Mint Struggling as Demand for Cash Spirals

With astronomic inflation requiring more and more new banknotes, the country’s mint is finding it hard to cope.
By Chipo Sithole
Targeted sanctions have hit the Reserve Bank of Zimbabwe, RBZ, hard, with central bank governor Gideon Gono last week saying the country’s mint, Fidelity Printers and Refiners, needs 500 million US dollars of fresh investment to overhaul its overworked, creaky and archaic money-printing machines.

The machines, both in the capital and in the second city of Bulawayo, are collapsing under the weight of an unprecedented demand for cash in a country with the highest inflation rate in the world.

A relatively new coin-minting machine in Bulawayo installed in the late 1990s has stopped production, not only because hyperinflation means coins are no longer instruments of trade, but because the central bank does not have the cash to import spares.

A German firm, Gieseck and Devrient, G&D, had been sending heavily-guarded planeloads of banknote paper to Zimbabwe so that more money could be printed. But since the flights were suspended on orders from the German government in mid-2008, cash shortages have dramatically worsened, with the final admission last week that the government could no longer cope.

With inflation topping 6.5 quindecillion novemdecillion per cent, Fidelity Printers’ systems cannot cope anymore with the extraordinary demand for cash.

The central bank recently lopped off ten zeroes from the battered Zimbabwe dollar, ZWD, and introduced a new family of banknotes, the highest value being 500 ZWD, worth ten US dollars.

Gono, whose tenure is the subject of a dispute between ZANU-PF and the Movement for Democratic Change, MDC, said the printing capacity at the mint needed to be expanded immediately to meet demand. He said he would require an injection of 500 million US dollars in investment for the money-printing machines.

"The growing demand for currency can only be met through increases in the denominations of the notes”, for which there is no capacity, Gono said in a monetary policy review statement on February 2.

But even if investment the investment was found, Zimbabweans would have to wait almost 24 months while the creaky money-printing systems were revamped, Gono said.

G&D had been flying planeloads of banknote paper every week into Harare, but a ban on supplies was imposed during the orgy of violence that followed the devastating loss by Robert Mugabe and his ZANU-PF party in the March 29 general elections last year.

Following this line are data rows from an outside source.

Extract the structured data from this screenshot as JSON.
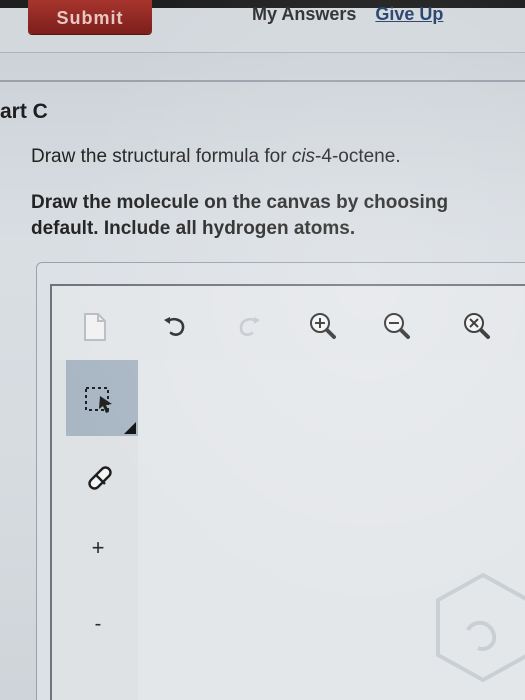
{
  "header": {
    "submit_label": "Submit",
    "my_answers_label": "My Answers",
    "give_up_label": "Give Up"
  },
  "question": {
    "part_title": "art C",
    "prompt_prefix": "Draw the structural formula for ",
    "prompt_compound": "cis",
    "prompt_suffix": "-4-octene.",
    "instructions": "Draw the molecule on the canvas by choosing\ndefault. Include all hydrogen atoms."
  },
  "toolbar": {
    "icons": [
      "new-document-icon",
      "undo-icon",
      "redo-icon",
      "zoom-in-icon",
      "zoom-out-icon",
      "zoom-reset-icon"
    ]
  },
  "sidebar": {
    "icons": [
      "selection-tool-icon",
      "eraser-icon",
      "increase-charge-icon",
      "decrease-charge-icon"
    ],
    "charge_plus": "+",
    "charge_minus": "-"
  },
  "colors": {
    "submit_bg": "#8f2a25",
    "selected_tool_bg": "#a9b6c4",
    "link": "#24416b"
  }
}
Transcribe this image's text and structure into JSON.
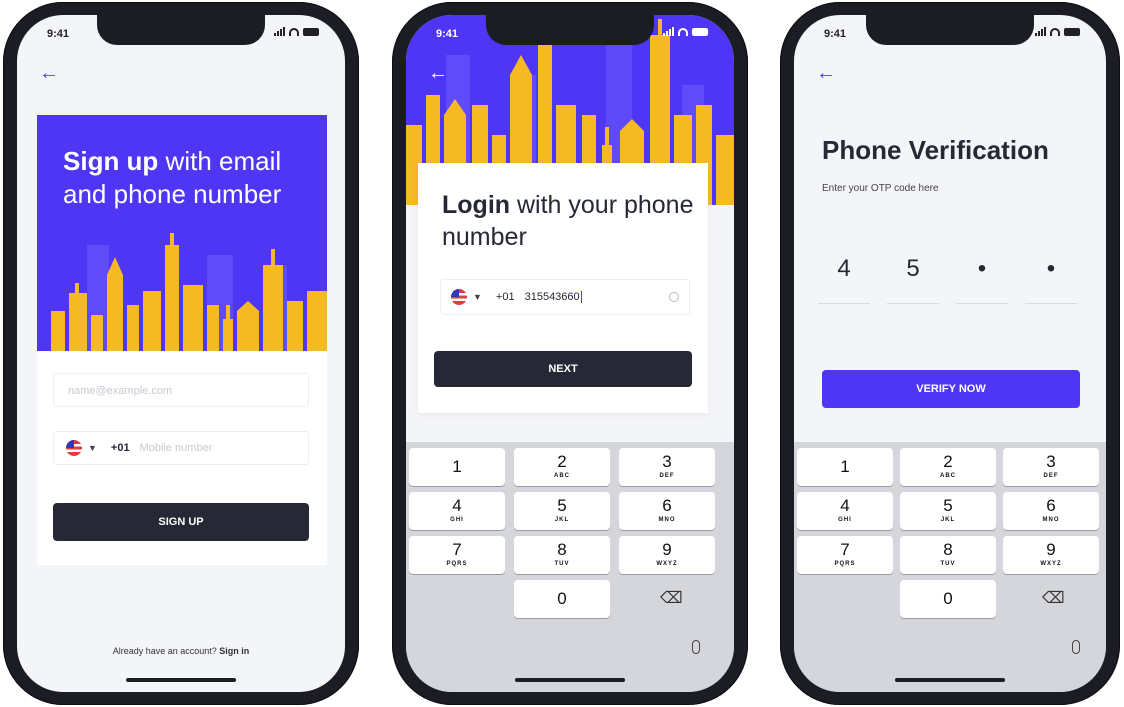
{
  "colors": {
    "accent": "#4f36f5",
    "dark": "#262935",
    "building": "#f5b923"
  },
  "status": {
    "time": "9:41"
  },
  "signup": {
    "title_bold": "Sign up",
    "title_rest": " with email and phone number",
    "email_placeholder": "name@example.com",
    "country_code": "+01",
    "mobile_placeholder": "Mobile number",
    "button": "SIGN UP",
    "footer_text": "Already have an account?",
    "footer_link": "Sign in"
  },
  "login": {
    "title_bold": "Login",
    "title_rest": " with your phone number",
    "country_code": "+01",
    "phone_value": "315543660",
    "button": "NEXT"
  },
  "verify": {
    "title": "Phone Verification",
    "subtitle": "Enter your OTP code here",
    "otp": [
      "4",
      "5",
      "•",
      "•"
    ],
    "button": "VERIFY NOW"
  },
  "keypad": [
    {
      "num": "1",
      "letters": ""
    },
    {
      "num": "2",
      "letters": "ABC"
    },
    {
      "num": "3",
      "letters": "DEF"
    },
    {
      "num": "4",
      "letters": "GHI"
    },
    {
      "num": "5",
      "letters": "JKL"
    },
    {
      "num": "6",
      "letters": "MNO"
    },
    {
      "num": "7",
      "letters": "PQRS"
    },
    {
      "num": "8",
      "letters": "TUV"
    },
    {
      "num": "9",
      "letters": "WXYZ"
    },
    {
      "num": "0",
      "letters": ""
    }
  ],
  "icons": [
    "back-arrow-icon",
    "us-flag-icon",
    "dropdown-caret-icon",
    "clear-icon",
    "delete-key-icon",
    "microphone-icon",
    "signal-icon",
    "wifi-icon",
    "battery-icon"
  ]
}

German leader Chancellor Angela Merkel has taken a tough stance on Zimbabwe, speaking out to insist that the world cannot stand by while "human rights are trampled underfoot".

Gono said because of mounting demand for cash amid serious supply constraints caused by Germany’s suspension of banknote paper supplies, he was forced to print more higher denomination notes.

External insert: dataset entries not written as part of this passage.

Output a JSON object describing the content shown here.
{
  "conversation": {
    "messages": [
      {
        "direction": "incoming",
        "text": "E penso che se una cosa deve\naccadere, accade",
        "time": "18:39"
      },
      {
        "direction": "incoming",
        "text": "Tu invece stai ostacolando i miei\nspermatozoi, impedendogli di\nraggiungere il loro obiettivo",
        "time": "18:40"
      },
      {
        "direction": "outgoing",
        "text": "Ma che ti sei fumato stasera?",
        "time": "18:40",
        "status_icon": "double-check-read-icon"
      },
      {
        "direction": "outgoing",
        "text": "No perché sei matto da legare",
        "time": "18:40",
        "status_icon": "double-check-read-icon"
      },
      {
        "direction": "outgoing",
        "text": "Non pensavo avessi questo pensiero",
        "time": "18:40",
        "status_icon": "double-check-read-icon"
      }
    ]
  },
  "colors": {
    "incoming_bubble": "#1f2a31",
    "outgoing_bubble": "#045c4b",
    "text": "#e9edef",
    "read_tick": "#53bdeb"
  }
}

G&D used to deliver 432,000 sheets of banknotes every week to Fidelity Printers, where they were stamped with the denomination. Each sheet contained 40 notes.

The end of these crucial supplies has forced the mint to make do with an aged, archaic and collapsing money-printing system set up by the Germans in the late 1970s. As for the paper the money is now printed on, it resembles bond paper with no security features, not even watermarks.

Gono has tried to shift the blame for his handling of the economy on sanctions, pointedly the suspension of banknote paper, which he gave as evidence of antagonism against the Harare administration by European Union countries.

The controversial central bank chief has steadfastly dismissed mounting calls for his ouster. The MDC has said one of its first tasks in the new inclusive government is to make sure Gono is fired.

The MDC accuses Gono of wrecking the economy and says there is no sane investor who will pump desperately needed foreign currency into Zimbabwe if Gono remains head of the central bank, which in the past has been accused of embezzling donor funds.

Chipo Sithole is the pseudonym of an IWPR-trained journalist.